__Work item__
Find the line containing "Serialize everything readable". Retype it and every line after it through the end of the entries, exactly as written, with nothing added.

__Provided information__
----------------------------------------

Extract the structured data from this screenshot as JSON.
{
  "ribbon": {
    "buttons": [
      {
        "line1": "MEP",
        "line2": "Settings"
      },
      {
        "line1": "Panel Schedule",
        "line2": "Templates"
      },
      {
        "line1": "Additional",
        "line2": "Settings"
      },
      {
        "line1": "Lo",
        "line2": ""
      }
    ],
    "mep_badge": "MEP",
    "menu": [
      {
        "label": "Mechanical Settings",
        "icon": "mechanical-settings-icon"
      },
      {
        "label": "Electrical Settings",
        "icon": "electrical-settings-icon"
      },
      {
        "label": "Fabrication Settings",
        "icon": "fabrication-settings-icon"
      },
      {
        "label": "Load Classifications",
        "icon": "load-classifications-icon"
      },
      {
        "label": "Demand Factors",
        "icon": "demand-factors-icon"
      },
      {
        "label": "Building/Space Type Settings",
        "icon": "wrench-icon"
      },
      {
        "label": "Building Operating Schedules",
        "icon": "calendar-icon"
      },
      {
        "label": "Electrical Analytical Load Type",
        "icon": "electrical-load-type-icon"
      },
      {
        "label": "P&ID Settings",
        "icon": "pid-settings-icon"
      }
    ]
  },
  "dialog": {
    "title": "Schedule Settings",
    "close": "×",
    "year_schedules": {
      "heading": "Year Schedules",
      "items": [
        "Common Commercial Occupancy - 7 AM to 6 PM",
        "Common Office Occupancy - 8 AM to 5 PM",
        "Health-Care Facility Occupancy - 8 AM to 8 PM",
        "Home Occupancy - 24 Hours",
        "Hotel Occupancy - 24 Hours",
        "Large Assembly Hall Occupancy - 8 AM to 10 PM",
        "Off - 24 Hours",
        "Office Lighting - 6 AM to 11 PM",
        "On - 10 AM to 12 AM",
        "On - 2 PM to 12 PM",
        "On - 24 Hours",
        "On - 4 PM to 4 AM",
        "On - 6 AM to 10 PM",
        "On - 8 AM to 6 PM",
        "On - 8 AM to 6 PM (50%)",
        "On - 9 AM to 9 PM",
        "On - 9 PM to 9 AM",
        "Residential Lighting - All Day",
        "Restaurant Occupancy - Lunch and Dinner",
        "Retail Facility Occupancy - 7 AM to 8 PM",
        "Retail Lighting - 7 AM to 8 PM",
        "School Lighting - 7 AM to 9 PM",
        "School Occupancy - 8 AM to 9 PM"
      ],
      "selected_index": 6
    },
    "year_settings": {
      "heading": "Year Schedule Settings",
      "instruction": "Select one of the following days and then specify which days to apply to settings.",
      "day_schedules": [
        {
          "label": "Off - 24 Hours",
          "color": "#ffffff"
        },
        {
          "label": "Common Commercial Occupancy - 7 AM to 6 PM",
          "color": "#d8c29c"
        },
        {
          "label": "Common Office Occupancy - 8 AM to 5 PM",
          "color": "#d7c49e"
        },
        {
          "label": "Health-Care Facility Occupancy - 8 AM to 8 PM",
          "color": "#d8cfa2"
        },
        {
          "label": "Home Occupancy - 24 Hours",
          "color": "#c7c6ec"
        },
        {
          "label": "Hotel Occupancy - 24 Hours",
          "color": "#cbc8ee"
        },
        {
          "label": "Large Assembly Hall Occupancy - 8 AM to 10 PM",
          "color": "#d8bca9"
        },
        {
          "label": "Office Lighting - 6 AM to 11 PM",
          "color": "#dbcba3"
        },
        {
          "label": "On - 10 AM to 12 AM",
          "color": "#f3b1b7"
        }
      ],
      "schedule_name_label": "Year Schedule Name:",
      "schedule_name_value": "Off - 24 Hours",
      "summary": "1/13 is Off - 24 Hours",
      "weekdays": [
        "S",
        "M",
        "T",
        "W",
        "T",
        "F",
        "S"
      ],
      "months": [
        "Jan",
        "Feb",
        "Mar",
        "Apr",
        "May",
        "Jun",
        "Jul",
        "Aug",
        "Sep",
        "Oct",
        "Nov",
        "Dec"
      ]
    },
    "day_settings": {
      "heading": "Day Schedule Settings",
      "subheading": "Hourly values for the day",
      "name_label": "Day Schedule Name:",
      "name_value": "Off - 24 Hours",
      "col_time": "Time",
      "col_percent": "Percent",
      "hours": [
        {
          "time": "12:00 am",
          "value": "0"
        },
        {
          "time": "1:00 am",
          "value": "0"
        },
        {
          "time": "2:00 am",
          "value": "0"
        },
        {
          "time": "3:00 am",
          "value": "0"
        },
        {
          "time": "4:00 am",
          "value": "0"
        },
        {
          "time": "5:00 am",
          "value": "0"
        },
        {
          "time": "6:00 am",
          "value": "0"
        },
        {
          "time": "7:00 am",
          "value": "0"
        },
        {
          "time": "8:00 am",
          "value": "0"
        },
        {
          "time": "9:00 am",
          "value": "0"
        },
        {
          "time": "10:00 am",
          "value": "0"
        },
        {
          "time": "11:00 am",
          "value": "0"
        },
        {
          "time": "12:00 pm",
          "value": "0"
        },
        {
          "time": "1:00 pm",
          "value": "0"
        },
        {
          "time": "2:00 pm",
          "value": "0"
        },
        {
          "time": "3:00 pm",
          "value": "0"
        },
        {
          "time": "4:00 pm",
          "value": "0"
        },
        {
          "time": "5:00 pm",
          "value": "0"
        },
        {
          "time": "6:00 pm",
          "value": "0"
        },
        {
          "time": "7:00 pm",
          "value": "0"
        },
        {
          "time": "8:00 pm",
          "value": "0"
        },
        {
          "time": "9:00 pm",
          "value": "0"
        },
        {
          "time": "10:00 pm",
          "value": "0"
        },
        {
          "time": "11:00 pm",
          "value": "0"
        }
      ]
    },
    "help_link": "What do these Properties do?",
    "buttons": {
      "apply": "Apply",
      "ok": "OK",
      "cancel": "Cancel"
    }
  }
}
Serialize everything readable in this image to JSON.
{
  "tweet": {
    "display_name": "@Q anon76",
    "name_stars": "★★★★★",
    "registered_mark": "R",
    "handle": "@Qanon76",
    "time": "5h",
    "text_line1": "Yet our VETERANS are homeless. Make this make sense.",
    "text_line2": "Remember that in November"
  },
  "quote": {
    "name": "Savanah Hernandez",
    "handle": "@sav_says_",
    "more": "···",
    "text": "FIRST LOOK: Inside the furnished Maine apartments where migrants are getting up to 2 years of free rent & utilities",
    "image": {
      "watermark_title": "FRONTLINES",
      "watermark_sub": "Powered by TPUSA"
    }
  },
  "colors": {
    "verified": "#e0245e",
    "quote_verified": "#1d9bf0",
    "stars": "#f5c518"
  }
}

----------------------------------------

__Finished exercise__
Serialize everything readable in this image to JSON.
{
  "tweet": {
    "display_name": "@Q anon76",
    "name_stars": "★★★★★",
    "registered_mark": "R",
    "handle": "@Qanon76",
    "time": "5h",
    "text_line1": "Yet our VETERANS are homeless. Make this make sense.",
    "text_line2": "Remember that in November"
  },
  "quote": {
    "name": "Savanah Hernandez",
    "handle": "@sav_says_",
    "more": "···",
    "text": "FIRST LOOK: Inside the furnished Maine apartments where migrants are getting up to 2 years of free rent & utilities",
    "image": {
      "watermark_title": "FRONTLINES",
      "watermark_sub": "Powered by TPUSA"
    }
  },
  "colors": {
    "verified": "#e0245e",
    "quote_verified": "#1d9bf0",
    "stars": "#f5c518"
  }
}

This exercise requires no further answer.